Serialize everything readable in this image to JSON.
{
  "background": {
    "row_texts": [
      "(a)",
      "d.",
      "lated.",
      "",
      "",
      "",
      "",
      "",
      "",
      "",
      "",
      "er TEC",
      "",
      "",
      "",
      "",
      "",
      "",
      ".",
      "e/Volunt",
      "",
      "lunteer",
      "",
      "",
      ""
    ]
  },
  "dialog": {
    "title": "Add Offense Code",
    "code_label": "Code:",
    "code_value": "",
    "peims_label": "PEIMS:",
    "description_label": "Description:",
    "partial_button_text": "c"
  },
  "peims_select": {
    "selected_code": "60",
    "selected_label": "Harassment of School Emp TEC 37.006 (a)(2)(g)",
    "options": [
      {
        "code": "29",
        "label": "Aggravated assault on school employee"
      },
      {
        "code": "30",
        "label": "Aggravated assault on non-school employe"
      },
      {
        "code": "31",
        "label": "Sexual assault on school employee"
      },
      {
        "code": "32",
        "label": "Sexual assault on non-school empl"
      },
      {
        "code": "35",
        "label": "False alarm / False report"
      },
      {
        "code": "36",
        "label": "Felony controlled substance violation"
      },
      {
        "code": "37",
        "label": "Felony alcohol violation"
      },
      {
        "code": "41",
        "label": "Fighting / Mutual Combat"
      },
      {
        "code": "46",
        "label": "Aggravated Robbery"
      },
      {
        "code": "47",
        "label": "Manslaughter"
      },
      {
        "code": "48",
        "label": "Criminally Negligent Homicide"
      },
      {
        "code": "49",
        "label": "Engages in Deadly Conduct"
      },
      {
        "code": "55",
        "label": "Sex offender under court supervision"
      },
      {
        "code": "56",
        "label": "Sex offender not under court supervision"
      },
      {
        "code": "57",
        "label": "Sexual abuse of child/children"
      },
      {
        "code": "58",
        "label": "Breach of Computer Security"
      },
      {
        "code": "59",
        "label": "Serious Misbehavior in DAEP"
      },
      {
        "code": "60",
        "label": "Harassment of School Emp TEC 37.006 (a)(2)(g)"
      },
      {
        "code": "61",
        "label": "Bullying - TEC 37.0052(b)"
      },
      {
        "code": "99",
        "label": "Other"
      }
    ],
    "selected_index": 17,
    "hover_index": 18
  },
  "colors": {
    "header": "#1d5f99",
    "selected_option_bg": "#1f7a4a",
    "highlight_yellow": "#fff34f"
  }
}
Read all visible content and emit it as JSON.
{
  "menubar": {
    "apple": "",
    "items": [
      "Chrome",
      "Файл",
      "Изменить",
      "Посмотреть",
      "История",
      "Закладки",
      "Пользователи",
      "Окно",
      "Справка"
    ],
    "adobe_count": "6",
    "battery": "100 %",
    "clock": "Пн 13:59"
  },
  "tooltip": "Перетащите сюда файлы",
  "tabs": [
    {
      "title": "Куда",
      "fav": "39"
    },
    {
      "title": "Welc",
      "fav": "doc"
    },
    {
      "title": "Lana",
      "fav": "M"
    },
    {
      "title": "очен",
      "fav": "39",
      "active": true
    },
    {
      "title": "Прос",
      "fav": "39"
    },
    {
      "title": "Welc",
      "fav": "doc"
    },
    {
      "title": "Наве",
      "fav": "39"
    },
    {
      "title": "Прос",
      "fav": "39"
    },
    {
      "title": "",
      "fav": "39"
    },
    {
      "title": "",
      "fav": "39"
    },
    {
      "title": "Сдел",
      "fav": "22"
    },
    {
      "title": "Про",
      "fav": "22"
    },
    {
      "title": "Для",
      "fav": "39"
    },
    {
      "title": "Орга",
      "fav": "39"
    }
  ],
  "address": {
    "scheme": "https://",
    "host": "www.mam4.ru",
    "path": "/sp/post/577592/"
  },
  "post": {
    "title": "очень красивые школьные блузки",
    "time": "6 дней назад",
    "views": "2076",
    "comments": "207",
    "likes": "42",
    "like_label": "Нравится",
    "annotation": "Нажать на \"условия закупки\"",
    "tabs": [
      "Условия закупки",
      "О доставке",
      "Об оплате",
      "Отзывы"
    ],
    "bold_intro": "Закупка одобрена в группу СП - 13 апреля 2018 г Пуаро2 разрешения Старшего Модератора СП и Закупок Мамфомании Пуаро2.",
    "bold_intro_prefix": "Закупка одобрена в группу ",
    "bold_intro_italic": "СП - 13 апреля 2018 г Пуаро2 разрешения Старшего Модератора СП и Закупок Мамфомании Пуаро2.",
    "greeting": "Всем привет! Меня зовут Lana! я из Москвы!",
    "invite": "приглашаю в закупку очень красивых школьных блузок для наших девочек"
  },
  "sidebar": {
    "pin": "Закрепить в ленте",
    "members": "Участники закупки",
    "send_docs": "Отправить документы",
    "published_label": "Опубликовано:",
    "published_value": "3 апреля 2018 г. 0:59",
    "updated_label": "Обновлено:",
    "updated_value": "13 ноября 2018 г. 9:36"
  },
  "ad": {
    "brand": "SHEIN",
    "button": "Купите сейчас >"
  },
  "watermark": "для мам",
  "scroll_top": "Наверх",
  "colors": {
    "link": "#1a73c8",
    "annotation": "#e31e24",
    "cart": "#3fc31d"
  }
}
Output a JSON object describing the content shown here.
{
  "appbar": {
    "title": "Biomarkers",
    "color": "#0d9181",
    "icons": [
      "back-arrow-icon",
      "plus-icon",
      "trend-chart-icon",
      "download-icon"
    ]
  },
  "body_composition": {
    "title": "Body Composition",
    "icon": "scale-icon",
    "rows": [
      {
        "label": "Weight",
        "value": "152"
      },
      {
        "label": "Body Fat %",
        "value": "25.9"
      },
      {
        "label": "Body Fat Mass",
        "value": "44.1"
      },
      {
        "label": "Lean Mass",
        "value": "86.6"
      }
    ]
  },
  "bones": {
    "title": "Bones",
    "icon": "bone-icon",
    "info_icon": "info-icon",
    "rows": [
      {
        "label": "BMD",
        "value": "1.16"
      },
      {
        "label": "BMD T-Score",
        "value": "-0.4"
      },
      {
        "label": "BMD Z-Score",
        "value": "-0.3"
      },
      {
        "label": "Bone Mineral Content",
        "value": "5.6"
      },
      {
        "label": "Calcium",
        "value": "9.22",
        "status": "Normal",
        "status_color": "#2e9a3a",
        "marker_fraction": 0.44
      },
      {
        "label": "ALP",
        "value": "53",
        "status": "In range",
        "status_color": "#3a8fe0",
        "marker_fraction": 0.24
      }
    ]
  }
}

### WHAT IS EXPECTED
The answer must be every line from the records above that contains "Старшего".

### ANSWER BELOW
    "bold_intro": "Закупка одобрена в группу СП - 13 апреля 2018 г Пуаро2 разрешения Старшего Модератора СП и Закупок Мамфомании Пуаро2.",
    "bold_intro_italic": "СП - 13 апреля 2018 г Пуаро2 разрешения Старшего Модератора СП и Закупок Мамфомании Пуаро2.",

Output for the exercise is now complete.